This book reminded me of a Children's Lit class I took in college several years ago.  It fits all the criteria the teacher told us to look for such as, "does the book show people of different race and culture?"  And this one did.  You had families of all colors and what I like about that is how this book is about manners and it doesn't matter where you come from or what color you are; manners are important.  Good children's book.

#157 Leonardo the Terrible Monster by Mo Willems


I wonder if "Monsters Inc." came from this story.  Very similar to each other.  Leonardo wishes to be scarier and decides to find the "biggest scaredy cat to scare the tuna salad out of him" and so he find a boy named Sam.  Well, he wasn't able to scare Sam, but he learned why Sam was so sad so decided to become his friend instead.  Cute story.

#138 I Broke My Trunk by Mo Willems


These books are best read aloud (to young kids).  When I read them aloud to one of my kids (even though they are older) we laugh and laugh.  When I read it to myself I do smile, but it's not the same.  I did laugh at Pig's face after getting annoyed with Elephant's long story about how he broke his trunk.  These two are very funny.

#155 My Friend is Sad by Mo Willems

My Friend is Sad

Another great one by Mo Willems.  Pig was trying to cheer up Elephant by dressing up as the elephant's favorite things, but nothing seemed to cheer him up until the pig came as himself.  Elephant just missed Pig.  Sweet and funny story.

#144 Watch Me Throw the Ball! by Mo Willems

Watch Me Throw the Ball!

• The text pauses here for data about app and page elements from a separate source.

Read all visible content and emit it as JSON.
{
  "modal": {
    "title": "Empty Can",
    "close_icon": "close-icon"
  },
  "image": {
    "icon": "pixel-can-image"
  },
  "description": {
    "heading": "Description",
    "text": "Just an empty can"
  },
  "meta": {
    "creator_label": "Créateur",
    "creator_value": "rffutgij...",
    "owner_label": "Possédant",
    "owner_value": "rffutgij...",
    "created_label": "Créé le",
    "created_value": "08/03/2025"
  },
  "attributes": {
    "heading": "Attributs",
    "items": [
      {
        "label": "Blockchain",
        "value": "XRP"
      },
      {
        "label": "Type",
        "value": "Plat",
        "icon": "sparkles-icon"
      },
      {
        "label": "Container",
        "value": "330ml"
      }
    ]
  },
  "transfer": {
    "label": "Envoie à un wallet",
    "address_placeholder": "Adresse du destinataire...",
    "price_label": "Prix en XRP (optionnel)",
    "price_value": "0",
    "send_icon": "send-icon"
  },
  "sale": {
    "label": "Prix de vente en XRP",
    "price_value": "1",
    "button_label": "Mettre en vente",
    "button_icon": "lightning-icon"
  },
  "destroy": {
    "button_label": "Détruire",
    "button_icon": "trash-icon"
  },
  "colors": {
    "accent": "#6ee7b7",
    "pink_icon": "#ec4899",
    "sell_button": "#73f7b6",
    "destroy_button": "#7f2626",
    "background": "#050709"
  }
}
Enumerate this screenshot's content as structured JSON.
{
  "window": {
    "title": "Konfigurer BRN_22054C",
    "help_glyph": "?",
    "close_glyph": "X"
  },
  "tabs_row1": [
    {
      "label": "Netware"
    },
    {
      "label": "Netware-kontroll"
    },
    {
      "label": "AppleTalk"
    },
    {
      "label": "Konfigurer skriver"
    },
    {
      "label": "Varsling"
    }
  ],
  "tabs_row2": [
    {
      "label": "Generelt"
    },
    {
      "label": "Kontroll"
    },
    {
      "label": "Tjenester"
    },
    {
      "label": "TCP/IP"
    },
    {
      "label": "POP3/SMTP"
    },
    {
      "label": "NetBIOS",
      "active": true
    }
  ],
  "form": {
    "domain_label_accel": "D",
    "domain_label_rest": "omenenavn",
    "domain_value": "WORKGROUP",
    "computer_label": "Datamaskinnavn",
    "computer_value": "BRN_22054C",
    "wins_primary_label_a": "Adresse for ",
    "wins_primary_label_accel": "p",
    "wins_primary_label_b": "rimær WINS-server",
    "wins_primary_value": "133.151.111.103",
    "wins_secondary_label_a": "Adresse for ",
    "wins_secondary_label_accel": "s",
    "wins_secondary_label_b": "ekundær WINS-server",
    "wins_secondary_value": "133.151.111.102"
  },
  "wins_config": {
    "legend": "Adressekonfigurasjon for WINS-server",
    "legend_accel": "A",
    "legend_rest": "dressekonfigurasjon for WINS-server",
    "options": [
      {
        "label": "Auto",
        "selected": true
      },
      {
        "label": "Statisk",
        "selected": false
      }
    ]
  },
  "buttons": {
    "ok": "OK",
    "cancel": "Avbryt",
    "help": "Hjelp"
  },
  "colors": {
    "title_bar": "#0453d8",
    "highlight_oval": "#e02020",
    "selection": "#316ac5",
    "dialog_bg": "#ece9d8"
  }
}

I read this with Sam while waiting for our burgers at Sonic and we were both laughing.  So, so funny.  This one is definitely my sense of humor and I'm looking forward to sharing this series with our new little one down the road.